==== GIVEN INFORMATION

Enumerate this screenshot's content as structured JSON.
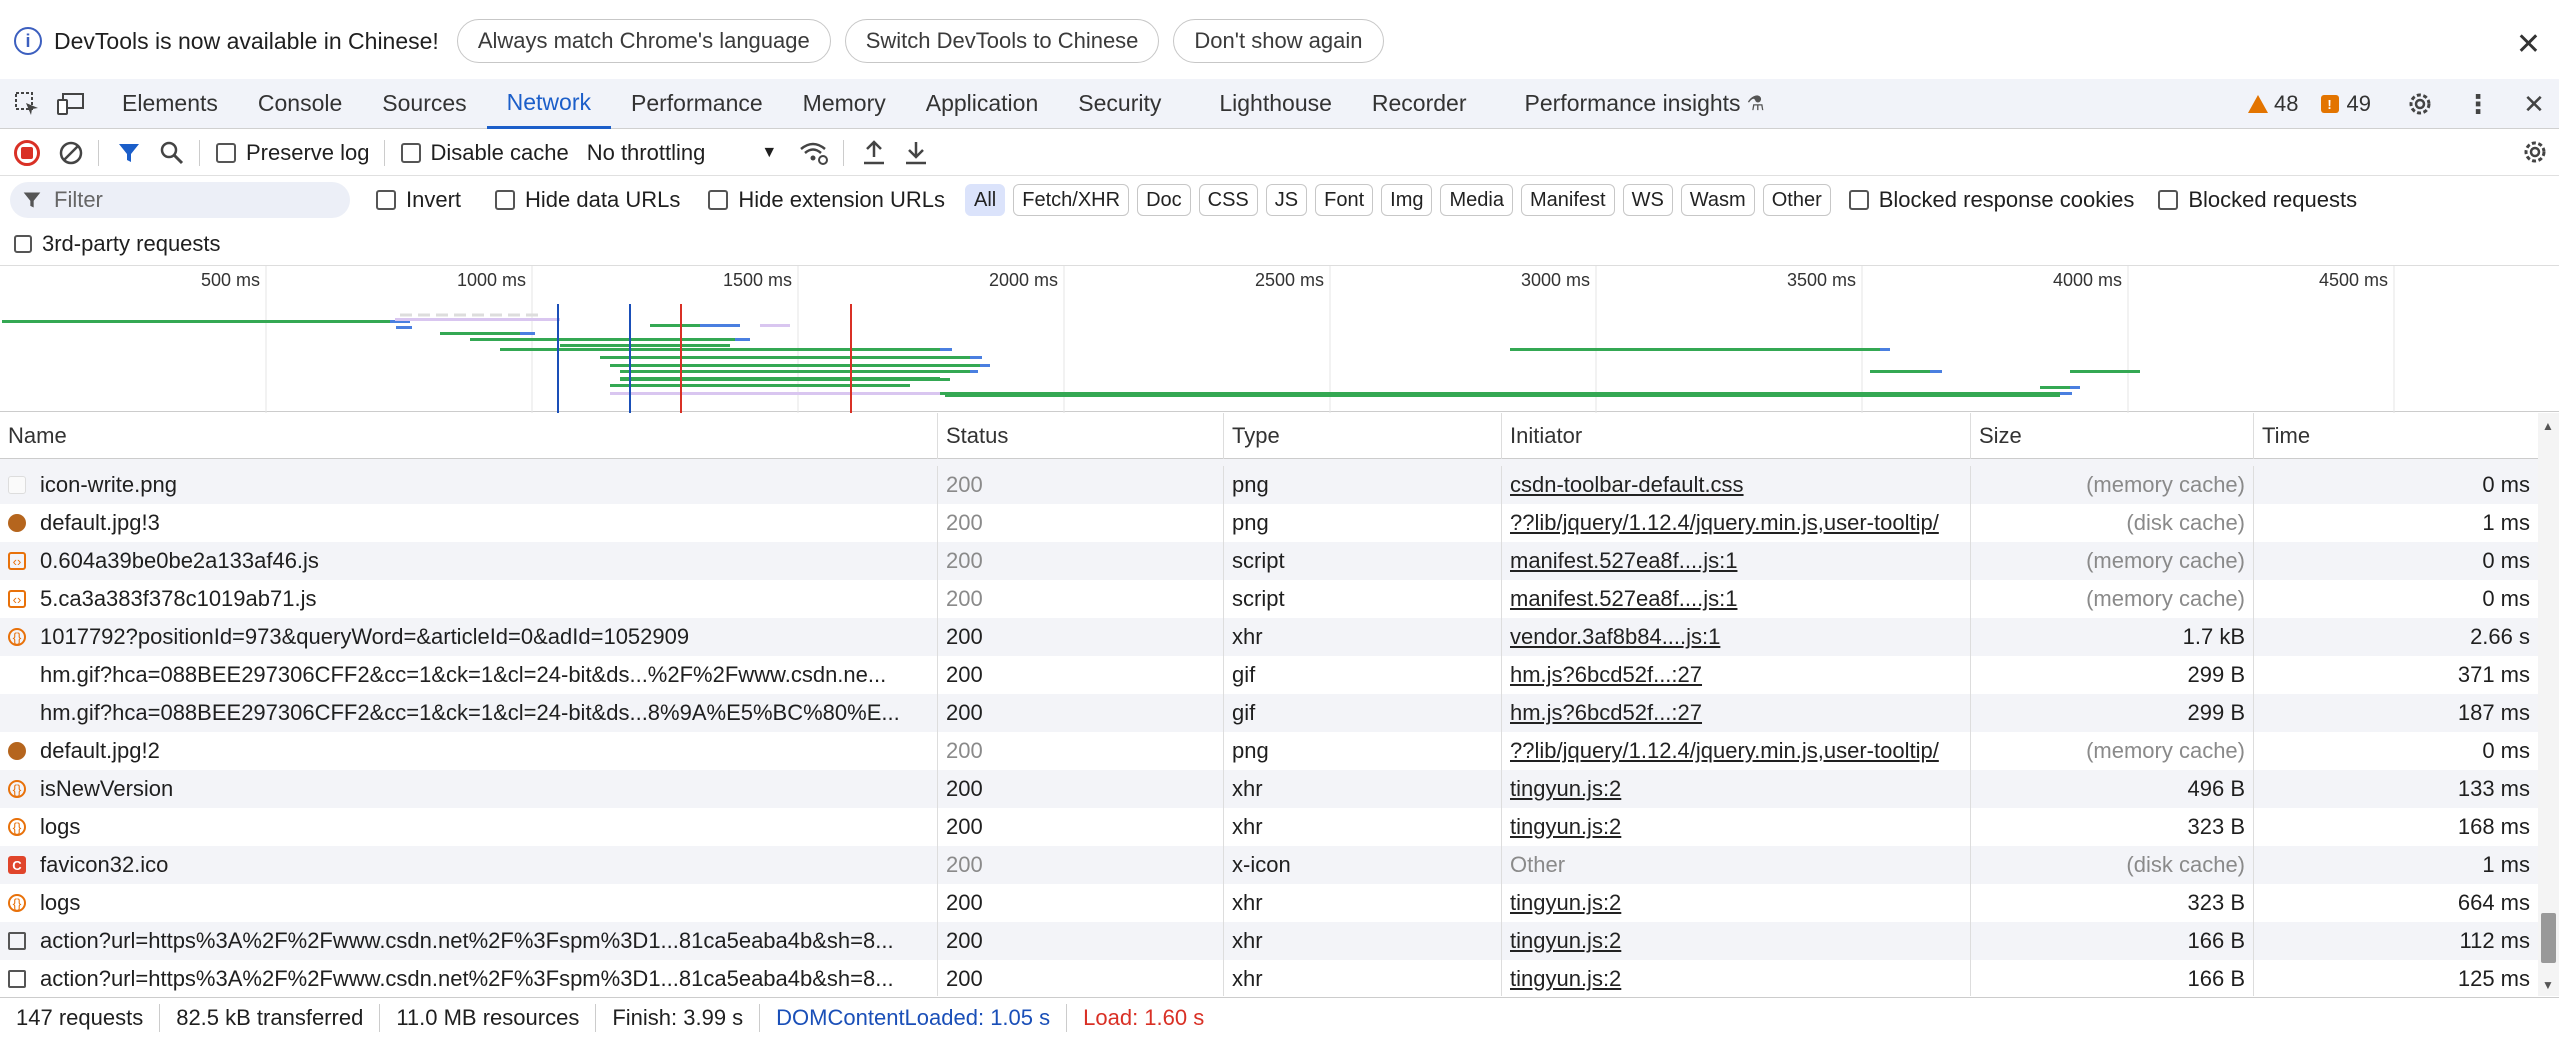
{
  "infobar": {
    "message": "DevTools is now available in Chinese!",
    "btn_match": "Always match Chrome's language",
    "btn_switch": "Switch DevTools to Chinese",
    "btn_dont_show": "Don't show again"
  },
  "tabs": [
    "Elements",
    "Console",
    "Sources",
    "Network",
    "Performance",
    "Memory",
    "Application",
    "Security",
    "Lighthouse",
    "Recorder",
    "Performance insights"
  ],
  "active_tab": "Network",
  "warnings_count": "48",
  "issues_count": "49",
  "toolbar": {
    "preserve_log": "Preserve log",
    "disable_cache": "Disable cache",
    "throttling": "No throttling"
  },
  "filter": {
    "placeholder": "Filter",
    "invert": "Invert",
    "hide_data_urls": "Hide data URLs",
    "hide_extension_urls": "Hide extension URLs",
    "types": [
      "All",
      "Fetch/XHR",
      "Doc",
      "CSS",
      "JS",
      "Font",
      "Img",
      "Media",
      "Manifest",
      "WS",
      "Wasm",
      "Other"
    ],
    "blocked_response_cookies": "Blocked response cookies",
    "blocked_requests": "Blocked requests",
    "third_party": "3rd-party requests"
  },
  "overview": {
    "ticks": [
      "500 ms",
      "1000 ms",
      "1500 ms",
      "2000 ms",
      "2500 ms",
      "3000 ms",
      "3500 ms",
      "4000 ms",
      "4500 ms"
    ]
  },
  "table": {
    "headers": [
      "Name",
      "Status",
      "Type",
      "Initiator",
      "Size",
      "Time"
    ],
    "rows": [
      {
        "name": "icon-write.png",
        "status": "200",
        "type": "png",
        "initiator": "csdn-toolbar-default.css",
        "size": "(memory cache)",
        "time": "0 ms",
        "icon": "image-icon",
        "dim": true
      },
      {
        "name": "default.jpg!3",
        "status": "200",
        "type": "png",
        "initiator": "??lib/jquery/1.12.4/jquery.min.js,user-tooltip/",
        "size": "(disk cache)",
        "time": "1 ms",
        "icon": "avatar-image-icon",
        "dim": true
      },
      {
        "name": "0.604a39be0be2a133af46.js",
        "status": "200",
        "type": "script",
        "initiator": "manifest.527ea8f....js:1",
        "size": "(memory cache)",
        "time": "0 ms",
        "icon": "script-icon",
        "dim": true
      },
      {
        "name": "5.ca3a383f378c1019ab71.js",
        "status": "200",
        "type": "script",
        "initiator": "manifest.527ea8f....js:1",
        "size": "(memory cache)",
        "time": "0 ms",
        "icon": "script-icon",
        "dim": true
      },
      {
        "name": "1017792?positionId=973&queryWord=&articleId=0&adId=1052909",
        "status": "200",
        "type": "xhr",
        "initiator": "vendor.3af8b84....js:1",
        "size": "1.7 kB",
        "time": "2.66 s",
        "icon": "xhr-icon",
        "dim": false
      },
      {
        "name": "hm.gif?hca=088BEE297306CFF2&cc=1&ck=1&cl=24-bit&ds...%2F%2Fwww.csdn.ne...",
        "status": "200",
        "type": "gif",
        "initiator": "hm.js?6bcd52f...:27",
        "size": "299 B",
        "time": "371 ms",
        "icon": "blank",
        "dim": false
      },
      {
        "name": "hm.gif?hca=088BEE297306CFF2&cc=1&ck=1&cl=24-bit&ds...8%9A%E5%BC%80%E...",
        "status": "200",
        "type": "gif",
        "initiator": "hm.js?6bcd52f...:27",
        "size": "299 B",
        "time": "187 ms",
        "icon": "blank",
        "dim": false
      },
      {
        "name": "default.jpg!2",
        "status": "200",
        "type": "png",
        "initiator": "??lib/jquery/1.12.4/jquery.min.js,user-tooltip/",
        "size": "(memory cache)",
        "time": "0 ms",
        "icon": "avatar-image-icon",
        "dim": true
      },
      {
        "name": "isNewVersion",
        "status": "200",
        "type": "xhr",
        "initiator": "tingyun.js:2",
        "size": "496 B",
        "time": "133 ms",
        "icon": "xhr-icon",
        "dim": false
      },
      {
        "name": "logs",
        "status": "200",
        "type": "xhr",
        "initiator": "tingyun.js:2",
        "size": "323 B",
        "time": "168 ms",
        "icon": "xhr-icon",
        "dim": false
      },
      {
        "name": "favicon32.ico",
        "status": "200",
        "type": "x-icon",
        "initiator": "Other",
        "size": "(disk cache)",
        "time": "1 ms",
        "icon": "favicon-icon",
        "dim": true
      },
      {
        "name": "logs",
        "status": "200",
        "type": "xhr",
        "initiator": "tingyun.js:2",
        "size": "323 B",
        "time": "664 ms",
        "icon": "xhr-icon",
        "dim": false
      },
      {
        "name": "action?url=https%3A%2F%2Fwww.csdn.net%2F%3Fspm%3D1...81ca5eaba4b&sh=8...",
        "status": "200",
        "type": "xhr",
        "initiator": "tingyun.js:2",
        "size": "166 B",
        "time": "112 ms",
        "icon": "document-icon",
        "dim": false
      },
      {
        "name": "action?url=https%3A%2F%2Fwww.csdn.net%2F%3Fspm%3D1...81ca5eaba4b&sh=8...",
        "status": "200",
        "type": "xhr",
        "initiator": "tingyun.js:2",
        "size": "166 B",
        "time": "125 ms",
        "icon": "document-icon",
        "dim": false
      }
    ]
  },
  "statusbar": {
    "requests": "147 requests",
    "transferred": "82.5 kB transferred",
    "resources": "11.0 MB resources",
    "finish": "Finish: 3.99 s",
    "dom_content_loaded": "DOMContentLoaded: 1.05 s",
    "load": "Load: 1.60 s"
  },
  "colors": {
    "accent": "#1b5ec9",
    "record": "#d93025",
    "dcl": "#1a4fb8",
    "load": "#d93025",
    "bar_green": "#34a853",
    "bar_blue": "#4a7fe0"
  }
}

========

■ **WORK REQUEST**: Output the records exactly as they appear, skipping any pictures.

■ **THE COMPLETED TASK**:
Enumerate this screenshot's content as structured JSON.
{
  "infobar": {
    "message": "DevTools is now available in Chinese!",
    "btn_match": "Always match Chrome's language",
    "btn_switch": "Switch DevTools to Chinese",
    "btn_dont_show": "Don't show again"
  },
  "tabs": [
    "Elements",
    "Console",
    "Sources",
    "Network",
    "Performance",
    "Memory",
    "Application",
    "Security",
    "Lighthouse",
    "Recorder",
    "Performance insights"
  ],
  "active_tab": "Network",
  "warnings_count": "48",
  "issues_count": "49",
  "toolbar": {
    "preserve_log": "Preserve log",
    "disable_cache": "Disable cache",
    "throttling": "No throttling"
  },
  "filter": {
    "placeholder": "Filter",
    "invert": "Invert",
    "hide_data_urls": "Hide data URLs",
    "hide_extension_urls": "Hide extension URLs",
    "types": [
      "All",
      "Fetch/XHR",
      "Doc",
      "CSS",
      "JS",
      "Font",
      "Img",
      "Media",
      "Manifest",
      "WS",
      "Wasm",
      "Other"
    ],
    "blocked_response_cookies": "Blocked response cookies",
    "blocked_requests": "Blocked requests",
    "third_party": "3rd-party requests"
  },
  "overview": {
    "ticks": [
      "500 ms",
      "1000 ms",
      "1500 ms",
      "2000 ms",
      "2500 ms",
      "3000 ms",
      "3500 ms",
      "4000 ms",
      "4500 ms"
    ]
  },
  "table": {
    "headers": [
      "Name",
      "Status",
      "Type",
      "Initiator",
      "Size",
      "Time"
    ],
    "rows": [
      {
        "name": "icon-write.png",
        "status": "200",
        "type": "png",
        "initiator": "csdn-toolbar-default.css",
        "size": "(memory cache)",
        "time": "0 ms",
        "icon": "image-icon",
        "dim": true
      },
      {
        "name": "default.jpg!3",
        "status": "200",
        "type": "png",
        "initiator": "??lib/jquery/1.12.4/jquery.min.js,user-tooltip/",
        "size": "(disk cache)",
        "time": "1 ms",
        "icon": "avatar-image-icon",
        "dim": true
      },
      {
        "name": "0.604a39be0be2a133af46.js",
        "status": "200",
        "type": "script",
        "initiator": "manifest.527ea8f....js:1",
        "size": "(memory cache)",
        "time": "0 ms",
        "icon": "script-icon",
        "dim": true
      },
      {
        "name": "5.ca3a383f378c1019ab71.js",
        "status": "200",
        "type": "script",
        "initiator": "manifest.527ea8f....js:1",
        "size": "(memory cache)",
        "time": "0 ms",
        "icon": "script-icon",
        "dim": true
      },
      {
        "name": "1017792?positionId=973&queryWord=&articleId=0&adId=1052909",
        "status": "200",
        "type": "xhr",
        "initiator": "vendor.3af8b84....js:1",
        "size": "1.7 kB",
        "time": "2.66 s",
        "icon": "xhr-icon",
        "dim": false
      },
      {
        "name": "hm.gif?hca=088BEE297306CFF2&cc=1&ck=1&cl=24-bit&ds...%2F%2Fwww.csdn.ne...",
        "status": "200",
        "type": "gif",
        "initiator": "hm.js?6bcd52f...:27",
        "size": "299 B",
        "time": "371 ms",
        "icon": "blank",
        "dim": false
      },
      {
        "name": "hm.gif?hca=088BEE297306CFF2&cc=1&ck=1&cl=24-bit&ds...8%9A%E5%BC%80%E...",
        "status": "200",
        "type": "gif",
        "initiator": "hm.js?6bcd52f...:27",
        "size": "299 B",
        "time": "187 ms",
        "icon": "blank",
        "dim": false
      },
      {
        "name": "default.jpg!2",
        "status": "200",
        "type": "png",
        "initiator": "??lib/jquery/1.12.4/jquery.min.js,user-tooltip/",
        "size": "(memory cache)",
        "time": "0 ms",
        "icon": "avatar-image-icon",
        "dim": true
      },
      {
        "name": "isNewVersion",
        "status": "200",
        "type": "xhr",
        "initiator": "tingyun.js:2",
        "size": "496 B",
        "time": "133 ms",
        "icon": "xhr-icon",
        "dim": false
      },
      {
        "name": "logs",
        "status": "200",
        "type": "xhr",
        "initiator": "tingyun.js:2",
        "size": "323 B",
        "time": "168 ms",
        "icon": "xhr-icon",
        "dim": false
      },
      {
        "name": "favicon32.ico",
        "status": "200",
        "type": "x-icon",
        "initiator": "Other",
        "size": "(disk cache)",
        "time": "1 ms",
        "icon": "favicon-icon",
        "dim": true
      },
      {
        "name": "logs",
        "status": "200",
        "type": "xhr",
        "initiator": "tingyun.js:2",
        "size": "323 B",
        "time": "664 ms",
        "icon": "xhr-icon",
        "dim": false
      },
      {
        "name": "action?url=https%3A%2F%2Fwww.csdn.net%2F%3Fspm%3D1...81ca5eaba4b&sh=8...",
        "status": "200",
        "type": "xhr",
        "initiator": "tingyun.js:2",
        "size": "166 B",
        "time": "112 ms",
        "icon": "document-icon",
        "dim": false
      },
      {
        "name": "action?url=https%3A%2F%2Fwww.csdn.net%2F%3Fspm%3D1...81ca5eaba4b&sh=8...",
        "status": "200",
        "type": "xhr",
        "initiator": "tingyun.js:2",
        "size": "166 B",
        "time": "125 ms",
        "icon": "document-icon",
        "dim": false
      }
    ]
  },
  "statusbar": {
    "requests": "147 requests",
    "transferred": "82.5 kB transferred",
    "resources": "11.0 MB resources",
    "finish": "Finish: 3.99 s",
    "dom_content_loaded": "DOMContentLoaded: 1.05 s",
    "load": "Load: 1.60 s"
  },
  "colors": {
    "accent": "#1b5ec9",
    "record": "#d93025",
    "dcl": "#1a4fb8",
    "load": "#d93025",
    "bar_green": "#34a853",
    "bar_blue": "#4a7fe0"
  }
}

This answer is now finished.